The Pack A.D.

... read moreContinually hard-working Canadian guitar-and-drums duo the Pack A.D. continue to distance themselves from their early blues-rock roots on their muscular, dark-hued sixth LP, Positive Thinking. Recorded in their hometown of Vancouver by longtime producer and collaborator Jesse Gander, this set is as...

41′:45″ 12 Songs

1
The Pack A.D.
So What
2:49
2
The Pack A.D.
Yes I Know
3:36
3
The Pack A.D.
Teenage Crime
3:36
4
The Pack A.D.
Anyway
3:45
5
The Pack A.D.
Medium
2:49
6
The Pack A.D.
Los Angeles
3:12
7
The Pack A.D.
Sorrow
4:00
8
The Pack A.D.
Error
3:11
9
The Pack A.D.
Gold Eyes
3:26
10
The Pack A.D.
Is It So
2:49
11
The Pack A.D.
Skin Me
4:29
12
The Pack A.D.
Fair Enough
4:03
Released 30 September 2016, The Pack A.d.
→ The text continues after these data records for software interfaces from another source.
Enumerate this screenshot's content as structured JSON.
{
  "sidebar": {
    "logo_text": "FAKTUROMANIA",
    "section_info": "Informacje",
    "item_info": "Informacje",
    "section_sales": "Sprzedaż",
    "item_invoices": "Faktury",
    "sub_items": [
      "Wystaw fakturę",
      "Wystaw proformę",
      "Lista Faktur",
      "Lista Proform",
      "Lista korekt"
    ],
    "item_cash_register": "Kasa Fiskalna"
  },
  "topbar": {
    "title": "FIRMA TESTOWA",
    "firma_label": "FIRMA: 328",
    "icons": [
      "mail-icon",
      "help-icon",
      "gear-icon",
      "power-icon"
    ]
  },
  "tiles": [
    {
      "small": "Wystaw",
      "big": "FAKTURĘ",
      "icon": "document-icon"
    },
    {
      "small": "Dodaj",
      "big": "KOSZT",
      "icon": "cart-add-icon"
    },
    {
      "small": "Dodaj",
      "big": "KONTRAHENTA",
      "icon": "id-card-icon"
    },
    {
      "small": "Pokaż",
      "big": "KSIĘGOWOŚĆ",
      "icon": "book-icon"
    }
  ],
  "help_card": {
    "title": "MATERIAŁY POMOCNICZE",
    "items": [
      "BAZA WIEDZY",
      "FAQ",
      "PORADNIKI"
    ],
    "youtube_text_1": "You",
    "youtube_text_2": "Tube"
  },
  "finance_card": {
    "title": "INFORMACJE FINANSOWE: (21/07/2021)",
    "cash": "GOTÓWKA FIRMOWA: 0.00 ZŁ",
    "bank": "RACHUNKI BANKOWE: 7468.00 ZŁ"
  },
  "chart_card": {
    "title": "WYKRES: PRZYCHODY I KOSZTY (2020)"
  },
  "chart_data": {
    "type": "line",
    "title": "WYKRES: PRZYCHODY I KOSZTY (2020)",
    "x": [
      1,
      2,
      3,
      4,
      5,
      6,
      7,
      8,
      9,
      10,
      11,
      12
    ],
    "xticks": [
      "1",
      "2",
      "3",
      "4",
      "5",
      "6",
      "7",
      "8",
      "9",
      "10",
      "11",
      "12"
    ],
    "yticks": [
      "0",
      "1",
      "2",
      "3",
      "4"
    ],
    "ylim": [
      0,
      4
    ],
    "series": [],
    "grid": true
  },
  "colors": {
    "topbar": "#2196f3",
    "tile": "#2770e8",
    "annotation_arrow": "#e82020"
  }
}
Review

Continually hard-working Canadian guitar-and-drums duo the Pack A.D. continue to distance themselves from their early blues-rock roots on their muscular, dark-hued sixth LP, Positive Thinking. Recorded in their hometown of Vancouver by longtime producer and collaborator Jesse Gander, this set is as noisy and powerful as anything in their catalog, with a strict punk ethos and some increasingly ferocious guitar work from singer/guitarist Becky Black. More personal than prior releases, the cheekily titled Positive Thinking explores themes of depression, sorrow, ageism, and fear, revealing both vulnerability and defiance both in its tone and lyrics. Black and drummer Maya Miller have always produced a lot of sound, but from the start here they crackle with energy, beginning with powerhouse opener "So What" and hard-driving standout "Teenage Crime." "Anyway," another early album highlight, pits a moody wall of sound against Black and Miller's lush harmonies on what is one of the album's most appealing and melodic songs. Elsewhere, they apply themselves to more of a garage punk sound on crunchy rockers like "Yes I Know" and "Los Angeles," and even delve into slower, dirgey fare like the subtly pulsing "Sorrow." Most impressive, however, is closing statement "Fair Enough," a two-chord wonder with a snaky melody, some fantastic guitar work, and a savage punk crescendo capping off the end. Following 2014's similarly impressive Do Not Engage, the Pack A.D. are on a roll, producing some of the strongest material of their ten-year career. ~ Timothy Monger